How was it, then, that Mao – whose allegiance to Marxism was opportunistic – was able to survive as leader of the Communist Party? The answer is to be found in the convergence of circumstances in China at the time.
Mao was totally devoted to power and, as the Chinese Communist Party was bankrolled and controlled by Moscow, Mao followed the twists and turns of Kremlin policy without question, while other Chinese communists showed more independence.
As the Chinese party’s paymaster, Moscow interpreted loyalty to the Comintern as faithful adherence to Marxist-Leninist dogma.
Additionally, because China was in a state of war, Moscow was unable and unwilling to shift leaders in mid-stream.
Mao Tse-tung, the consummate propagandist, understood the importance of cultivating the Western media, and attracted a legion of Western followers, including people in senior positions in the Roosevelt Administration, after the Long March in 1935.
His opponents – the Chinese nationalists and the Japanese invaders – consistently under-estimated him, each regarding the other as the major enemy. Mao exploited their weaknesses to survive.
Western journalists, such as Edgar Snow and Ernest Hemingway, created the heroic image of Mao as a Chinese Robin Hood. In his 1938 classic, Red Star over China, Snow gave Mao an international audience.
Corruption and warlordism
By the end of World War II, Japan had been defeated, leaving its military machine in Mao’s hands, and the Nationalist leader, Chiang Kai-shek, was exhausted by years of war, corruption and warlordism.

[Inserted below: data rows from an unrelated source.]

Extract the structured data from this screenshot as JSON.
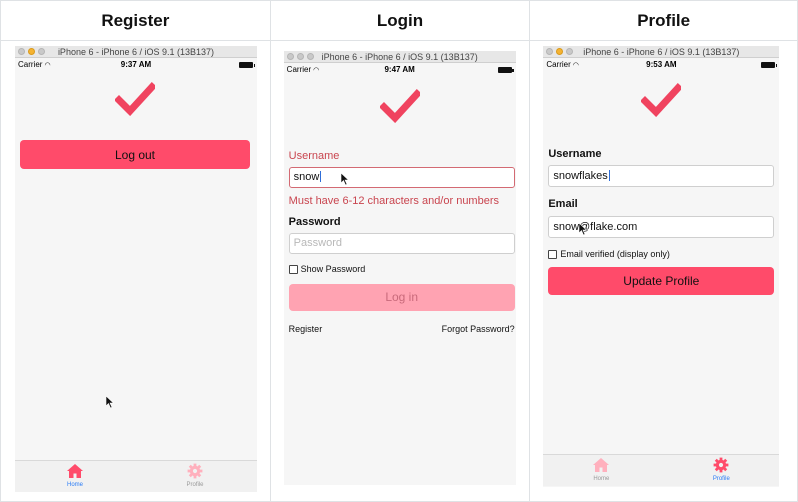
{
  "headers": [
    "Register",
    "Login",
    "Profile"
  ],
  "colors": {
    "accent": "#ff4b6a",
    "accent_disabled": "#ffa3b2",
    "error": "#c9454f",
    "tab_active": "#2a7cf6"
  },
  "screens": [
    {
      "window_title": "iPhone 6 - iPhone 6 / iOS 9.1 (13B137)",
      "carrier": "Carrier",
      "time": "9:37 AM",
      "logout_label": "Log out",
      "tabs": [
        {
          "label": "Home",
          "icon": "home-icon",
          "active": true
        },
        {
          "label": "Profile",
          "icon": "gear-icon",
          "active": false
        }
      ]
    },
    {
      "window_title": "iPhone 6 - iPhone 6 / iOS 9.1 (13B137)",
      "carrier": "Carrier",
      "time": "9:47 AM",
      "username_label": "Username",
      "username_value": "snow",
      "username_error": "Must have 6-12 characters and/or numbers",
      "password_label": "Password",
      "password_placeholder": "Password",
      "show_password_label": "Show Password",
      "login_label": "Log in",
      "register_link": "Register",
      "forgot_link": "Forgot Password?"
    },
    {
      "window_title": "iPhone 6 - iPhone 6 / iOS 9.1 (13B137)",
      "carrier": "Carrier",
      "time": "9:53 AM",
      "username_label": "Username",
      "username_value": "snowflakes",
      "email_label": "Email",
      "email_value": "snow@flake.com",
      "email_verified_label": "Email verified (display only)",
      "update_label": "Update Profile",
      "tabs": [
        {
          "label": "Home",
          "icon": "home-icon",
          "active": false
        },
        {
          "label": "Profile",
          "icon": "gear-icon",
          "active": true
        }
      ]
    }
  ]
}
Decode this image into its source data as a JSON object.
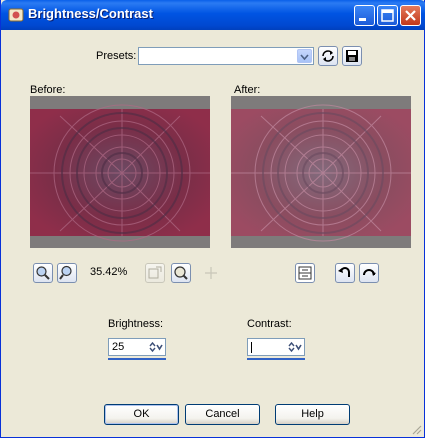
{
  "window": {
    "title": "Brightness/Contrast"
  },
  "presets": {
    "label": "Presets:",
    "value": ""
  },
  "preview": {
    "before_label": "Before:",
    "after_label": "After:",
    "zoom_text": "35.42%"
  },
  "brightness": {
    "label": "Brightness:",
    "value": "25"
  },
  "contrast": {
    "label": "Contrast:",
    "value": ""
  },
  "buttons": {
    "ok": "OK",
    "cancel": "Cancel",
    "help": "Help"
  },
  "colors": {
    "titlebar": "#0054e3",
    "dialog_bg": "#ece9d8",
    "preview_frame": "#7e7b7b",
    "image_tone_before": "#8a2e4a",
    "image_tone_after": "#8a5a68"
  },
  "icons": [
    "app-icon",
    "minimize-icon",
    "maximize-icon",
    "close-icon",
    "randomize-icon",
    "save-preset-icon",
    "zoom-in-icon",
    "zoom-out-icon",
    "zoom-100-icon",
    "navigate-icon",
    "pan-icon",
    "preview-layout-icon",
    "undo-icon",
    "reset-icon",
    "resize-grip-icon"
  ]
}
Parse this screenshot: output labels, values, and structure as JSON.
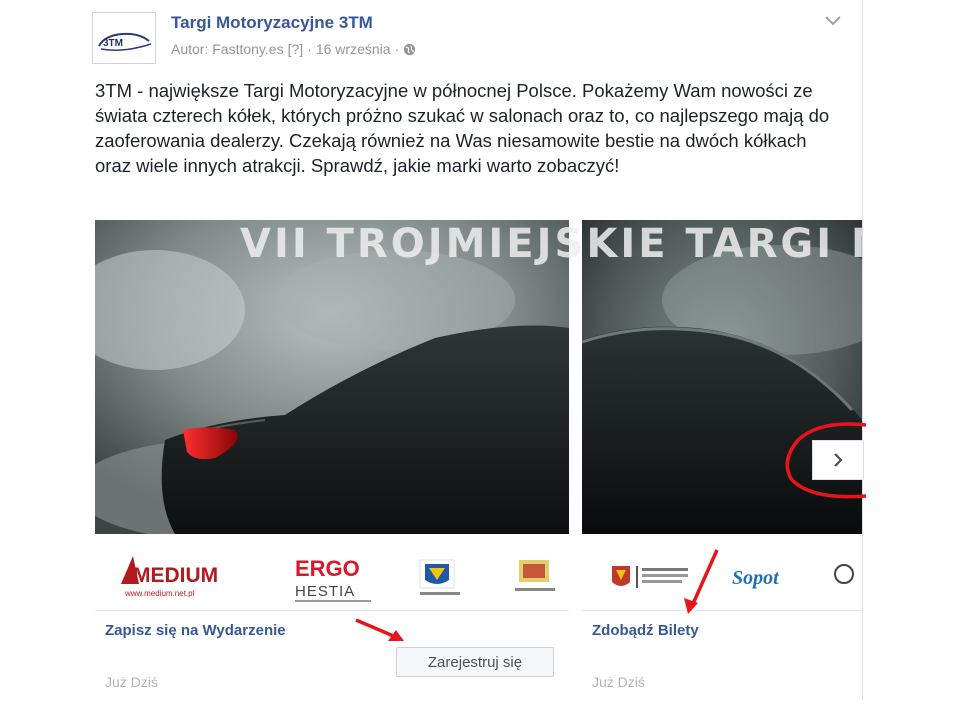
{
  "page": {
    "name": "Targi Motoryzacyjne 3TM",
    "avatar_text": "3TM",
    "author": "Autor: Fasttony.es",
    "author_help": "[?]",
    "separator": "·",
    "date": "16 września",
    "privacy_icon": "globe-icon",
    "options_icon": "chevron-down-icon"
  },
  "post": {
    "text": "3TM - największe Targi Motoryzacyjne w północnej Polsce. Pokażemy Wam nowości ze świata czterech kółek, których próżno szukać w salonach oraz to, co najlepszego mają do zaoferowania dealerzy. Czekają również na Was niesamowite bestie na dwóch kółkach oraz wiele innych atrakcji. Sprawdź, jakie marki warto zobaczyć!"
  },
  "carousel": {
    "banner_text": "VII TROJMIEJSKIE TARGI M",
    "next_icon": "chevron-right-icon",
    "cards": [
      {
        "title": "Zapisz się na Wydarzenie",
        "subtitle": "Już Dziś",
        "button": "Zarejestruj się",
        "sponsors": [
          "MEDIUM",
          "www.medium.net.pl",
          "ERGO",
          "HESTIA"
        ]
      },
      {
        "title": "Zdobądź Bilety",
        "subtitle": "Już Dziś",
        "sponsors": [
          "Sopot"
        ]
      }
    ]
  },
  "colors": {
    "link": "#365899",
    "annotation_red": "#e8141b",
    "medium_red": "#b3191e",
    "ergo_red": "#d8182b"
  }
}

In contrast, Mao had been bankrolled and armed by Moscow, assiduously supported by fellow-travellers and communist parties in the West, and by adopting the image of a Chinese intellectual was seen as a moderniser and democrat.
The scene was now set for his conquest of China, which was achieved through a combination of military ruthlessness, the promise of land to the landless peasants, and widespread disgust at the nepotism and corruption of the Nationalists.
Once he had seized power in 1949, Mao exceeded even his most bloody predecessors in an orgy of terror, while wearing the drab “Mao suit” which became synonymous with the austerity of the Maoist revolution.
A life of political struggle left Mao with disdain for the symbols of wealth, but he was obsessed with opulent villas and insisted on being surrounded by beautiful (and available) women.
As the authors show, he ruled China with an iron fist, and as a result of his constant purges – dressed up in slogans like the “Hundred Flowers” campaign, the “Great Leap Forward”, the “Great Proletarian Cultural Revolution”, the campaign against “The Gang of Four” and others – well over 70 million Chinese people were murdered or starved to death over a 30-year period.
Ultimately, that redoubtable Cold Warrior, US President Richard Nixon and his National Security Adviser Henry Kissinger fell over themselves in legitimising Mao.
At Nixon’s first meeting with Mao in 1972, the US President enthused, “The Chairman’s writings moved a nation and have changed the world”, while Kissinger gushed, “I used to assign the Chairman’s collective writings to my classes at Harvard!”
Hold over Western intellectuals
Mao’s hold over generations of Western intellectuals had consequences which are with us to the present day – witness the 1960s “cultural revolution”, Pol Pot, the Malayan Emergency and, even today, various Latin American revolutionary movements. It is probably true that the guerrilla movements in countries like Iraq also owe something to his tactics.
Mao: The Unknown Story is a tour de force. The story which still needs to be told is how so many of the Western intelligentsia fell over themselves in genuflecting to “The Great Helmsman”, while his sole surviving legacy is one-party dictatorship in China.